→ Directions
Return all the lines below in which the string "policy" appears.

→ Data
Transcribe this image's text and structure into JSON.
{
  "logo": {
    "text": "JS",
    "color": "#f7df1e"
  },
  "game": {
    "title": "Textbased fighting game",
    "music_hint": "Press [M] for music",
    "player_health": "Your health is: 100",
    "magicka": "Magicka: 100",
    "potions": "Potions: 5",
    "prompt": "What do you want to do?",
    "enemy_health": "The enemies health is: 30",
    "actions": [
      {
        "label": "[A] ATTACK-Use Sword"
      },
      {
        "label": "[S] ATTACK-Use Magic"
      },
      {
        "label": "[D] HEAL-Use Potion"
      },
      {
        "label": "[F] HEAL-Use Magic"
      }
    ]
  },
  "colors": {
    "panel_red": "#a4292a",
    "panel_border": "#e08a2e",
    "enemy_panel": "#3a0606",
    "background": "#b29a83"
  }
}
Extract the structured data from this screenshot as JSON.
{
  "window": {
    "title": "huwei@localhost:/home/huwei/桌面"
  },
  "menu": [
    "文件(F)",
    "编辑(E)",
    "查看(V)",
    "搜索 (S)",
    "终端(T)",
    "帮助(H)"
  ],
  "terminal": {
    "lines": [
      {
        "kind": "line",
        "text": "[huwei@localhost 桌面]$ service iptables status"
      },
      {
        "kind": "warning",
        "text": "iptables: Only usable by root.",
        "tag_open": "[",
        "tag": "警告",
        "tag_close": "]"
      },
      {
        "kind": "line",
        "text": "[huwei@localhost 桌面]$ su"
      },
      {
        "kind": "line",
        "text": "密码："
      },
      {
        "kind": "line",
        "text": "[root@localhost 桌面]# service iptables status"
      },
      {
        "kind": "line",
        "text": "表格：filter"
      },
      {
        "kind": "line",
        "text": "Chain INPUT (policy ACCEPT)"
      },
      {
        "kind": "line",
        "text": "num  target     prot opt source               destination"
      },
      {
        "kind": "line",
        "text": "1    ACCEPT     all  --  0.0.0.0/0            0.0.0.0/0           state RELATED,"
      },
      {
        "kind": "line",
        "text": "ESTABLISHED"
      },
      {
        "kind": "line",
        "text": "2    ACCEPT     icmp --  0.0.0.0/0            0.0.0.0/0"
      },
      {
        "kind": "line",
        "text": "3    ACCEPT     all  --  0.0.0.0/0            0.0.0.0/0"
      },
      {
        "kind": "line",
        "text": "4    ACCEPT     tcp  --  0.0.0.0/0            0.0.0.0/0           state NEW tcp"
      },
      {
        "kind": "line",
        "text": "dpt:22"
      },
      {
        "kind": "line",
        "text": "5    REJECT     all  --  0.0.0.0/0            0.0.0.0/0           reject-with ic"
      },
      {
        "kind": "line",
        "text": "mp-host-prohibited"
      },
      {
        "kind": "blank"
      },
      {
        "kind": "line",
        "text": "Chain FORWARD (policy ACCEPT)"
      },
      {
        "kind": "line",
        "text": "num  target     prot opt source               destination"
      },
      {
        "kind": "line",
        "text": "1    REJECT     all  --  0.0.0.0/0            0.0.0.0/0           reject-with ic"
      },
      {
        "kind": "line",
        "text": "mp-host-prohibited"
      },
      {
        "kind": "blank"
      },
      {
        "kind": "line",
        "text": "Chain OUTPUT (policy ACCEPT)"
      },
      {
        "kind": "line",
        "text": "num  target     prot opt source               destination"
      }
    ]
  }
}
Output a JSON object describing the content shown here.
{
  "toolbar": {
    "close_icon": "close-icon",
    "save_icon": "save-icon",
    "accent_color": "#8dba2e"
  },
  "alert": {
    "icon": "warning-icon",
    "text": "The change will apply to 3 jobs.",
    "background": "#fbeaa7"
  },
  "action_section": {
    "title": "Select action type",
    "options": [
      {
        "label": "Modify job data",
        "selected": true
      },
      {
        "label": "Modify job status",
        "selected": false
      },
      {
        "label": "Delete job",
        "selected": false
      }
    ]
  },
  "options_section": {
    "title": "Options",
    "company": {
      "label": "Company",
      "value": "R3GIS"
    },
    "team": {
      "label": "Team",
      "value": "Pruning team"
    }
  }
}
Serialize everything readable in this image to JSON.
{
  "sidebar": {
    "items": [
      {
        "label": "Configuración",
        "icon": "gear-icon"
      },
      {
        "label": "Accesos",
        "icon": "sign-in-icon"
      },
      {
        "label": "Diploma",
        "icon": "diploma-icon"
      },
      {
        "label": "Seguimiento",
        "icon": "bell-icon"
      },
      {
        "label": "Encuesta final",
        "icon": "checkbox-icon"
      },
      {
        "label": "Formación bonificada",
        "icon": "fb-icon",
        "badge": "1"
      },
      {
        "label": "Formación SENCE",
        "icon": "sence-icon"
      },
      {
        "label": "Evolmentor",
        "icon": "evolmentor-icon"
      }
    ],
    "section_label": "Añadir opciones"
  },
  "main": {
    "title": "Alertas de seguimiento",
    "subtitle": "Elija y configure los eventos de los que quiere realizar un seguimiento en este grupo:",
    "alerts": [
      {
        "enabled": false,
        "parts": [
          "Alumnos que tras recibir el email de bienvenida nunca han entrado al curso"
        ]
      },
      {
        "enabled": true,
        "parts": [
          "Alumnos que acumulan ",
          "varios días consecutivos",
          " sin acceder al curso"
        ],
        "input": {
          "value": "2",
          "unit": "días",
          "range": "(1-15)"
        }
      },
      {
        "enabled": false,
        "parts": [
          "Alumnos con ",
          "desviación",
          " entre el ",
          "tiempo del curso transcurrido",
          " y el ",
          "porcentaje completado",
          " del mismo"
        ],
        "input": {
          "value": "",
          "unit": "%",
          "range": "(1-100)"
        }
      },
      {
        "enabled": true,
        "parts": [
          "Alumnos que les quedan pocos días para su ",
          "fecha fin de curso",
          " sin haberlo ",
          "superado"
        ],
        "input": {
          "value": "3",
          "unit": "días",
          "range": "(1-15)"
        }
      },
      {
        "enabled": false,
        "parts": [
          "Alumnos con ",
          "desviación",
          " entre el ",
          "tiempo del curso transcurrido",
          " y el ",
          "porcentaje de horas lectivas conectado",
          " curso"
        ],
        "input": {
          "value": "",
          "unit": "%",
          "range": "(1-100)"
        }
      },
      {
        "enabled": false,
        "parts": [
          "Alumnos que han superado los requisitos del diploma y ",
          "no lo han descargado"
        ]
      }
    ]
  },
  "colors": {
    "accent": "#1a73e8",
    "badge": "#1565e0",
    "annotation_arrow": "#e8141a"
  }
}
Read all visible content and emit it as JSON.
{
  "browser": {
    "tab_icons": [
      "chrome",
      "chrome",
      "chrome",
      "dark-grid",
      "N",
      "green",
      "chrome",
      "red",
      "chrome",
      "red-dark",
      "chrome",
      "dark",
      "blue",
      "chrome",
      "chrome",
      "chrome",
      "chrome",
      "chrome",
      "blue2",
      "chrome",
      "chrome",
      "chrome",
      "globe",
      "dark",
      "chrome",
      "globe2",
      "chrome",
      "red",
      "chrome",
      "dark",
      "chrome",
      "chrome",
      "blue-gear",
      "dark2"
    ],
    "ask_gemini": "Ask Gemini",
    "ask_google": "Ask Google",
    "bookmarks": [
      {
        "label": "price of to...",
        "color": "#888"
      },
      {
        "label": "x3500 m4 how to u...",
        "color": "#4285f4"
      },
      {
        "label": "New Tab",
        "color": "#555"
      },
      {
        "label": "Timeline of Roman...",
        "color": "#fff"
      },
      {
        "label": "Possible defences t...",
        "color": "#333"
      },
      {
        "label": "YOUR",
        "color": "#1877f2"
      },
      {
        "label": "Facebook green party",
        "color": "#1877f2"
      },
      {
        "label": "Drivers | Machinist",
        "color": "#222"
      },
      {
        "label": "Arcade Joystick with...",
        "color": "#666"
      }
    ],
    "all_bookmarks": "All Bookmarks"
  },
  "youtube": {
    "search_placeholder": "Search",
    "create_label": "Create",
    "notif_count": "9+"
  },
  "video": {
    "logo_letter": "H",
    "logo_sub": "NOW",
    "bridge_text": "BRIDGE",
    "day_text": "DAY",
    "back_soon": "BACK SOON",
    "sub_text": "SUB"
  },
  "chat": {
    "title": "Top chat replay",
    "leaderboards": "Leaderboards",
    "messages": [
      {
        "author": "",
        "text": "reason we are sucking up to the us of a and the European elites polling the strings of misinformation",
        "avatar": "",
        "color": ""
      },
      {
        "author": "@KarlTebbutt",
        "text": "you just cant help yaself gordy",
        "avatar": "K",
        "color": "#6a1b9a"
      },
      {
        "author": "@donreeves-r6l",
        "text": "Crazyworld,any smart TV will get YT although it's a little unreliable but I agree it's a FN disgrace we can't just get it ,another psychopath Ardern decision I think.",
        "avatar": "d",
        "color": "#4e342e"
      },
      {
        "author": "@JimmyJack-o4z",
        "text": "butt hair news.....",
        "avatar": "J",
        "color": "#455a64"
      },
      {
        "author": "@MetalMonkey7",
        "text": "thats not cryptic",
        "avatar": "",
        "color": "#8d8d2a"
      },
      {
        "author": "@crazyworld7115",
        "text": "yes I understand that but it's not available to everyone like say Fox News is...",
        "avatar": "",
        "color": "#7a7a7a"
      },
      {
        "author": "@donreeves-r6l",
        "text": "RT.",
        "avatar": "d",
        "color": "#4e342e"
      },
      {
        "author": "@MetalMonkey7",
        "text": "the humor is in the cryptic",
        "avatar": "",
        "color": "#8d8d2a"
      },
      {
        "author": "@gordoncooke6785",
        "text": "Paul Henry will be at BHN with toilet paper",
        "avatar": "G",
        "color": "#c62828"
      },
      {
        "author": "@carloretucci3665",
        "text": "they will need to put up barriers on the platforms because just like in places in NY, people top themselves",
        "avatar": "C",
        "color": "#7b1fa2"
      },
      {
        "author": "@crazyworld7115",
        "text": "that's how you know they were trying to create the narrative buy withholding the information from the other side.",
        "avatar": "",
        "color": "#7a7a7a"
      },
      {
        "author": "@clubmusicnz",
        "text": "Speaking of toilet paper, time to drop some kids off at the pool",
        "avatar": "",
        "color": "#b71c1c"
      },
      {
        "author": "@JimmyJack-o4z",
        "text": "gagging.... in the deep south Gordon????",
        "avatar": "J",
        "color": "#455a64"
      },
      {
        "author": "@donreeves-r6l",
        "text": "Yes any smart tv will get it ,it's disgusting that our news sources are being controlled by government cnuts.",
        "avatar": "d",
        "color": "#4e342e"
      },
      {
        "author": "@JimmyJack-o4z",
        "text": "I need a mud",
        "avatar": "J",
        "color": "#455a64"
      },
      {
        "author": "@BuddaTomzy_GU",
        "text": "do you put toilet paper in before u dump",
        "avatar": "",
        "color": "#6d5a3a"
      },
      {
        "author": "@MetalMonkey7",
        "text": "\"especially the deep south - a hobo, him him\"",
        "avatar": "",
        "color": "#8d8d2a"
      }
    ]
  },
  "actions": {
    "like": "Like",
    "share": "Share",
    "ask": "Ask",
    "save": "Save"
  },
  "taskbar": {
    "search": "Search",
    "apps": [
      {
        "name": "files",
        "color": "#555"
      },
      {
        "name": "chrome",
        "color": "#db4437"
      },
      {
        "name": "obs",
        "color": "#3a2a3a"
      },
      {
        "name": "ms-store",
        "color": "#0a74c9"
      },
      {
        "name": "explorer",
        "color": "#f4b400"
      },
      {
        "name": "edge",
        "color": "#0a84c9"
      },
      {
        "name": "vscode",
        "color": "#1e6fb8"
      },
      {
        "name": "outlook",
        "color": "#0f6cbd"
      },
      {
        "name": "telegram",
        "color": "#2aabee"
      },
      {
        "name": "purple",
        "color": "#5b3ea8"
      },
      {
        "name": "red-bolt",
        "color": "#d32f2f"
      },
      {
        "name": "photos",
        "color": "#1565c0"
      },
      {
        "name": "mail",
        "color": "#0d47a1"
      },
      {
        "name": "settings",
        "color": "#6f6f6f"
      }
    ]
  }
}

→ Output of the task
        "text": "Chain INPUT (policy ACCEPT)"
        "text": "Chain FORWARD (policy ACCEPT)"
        "text": "Chain OUTPUT (policy ACCEPT)"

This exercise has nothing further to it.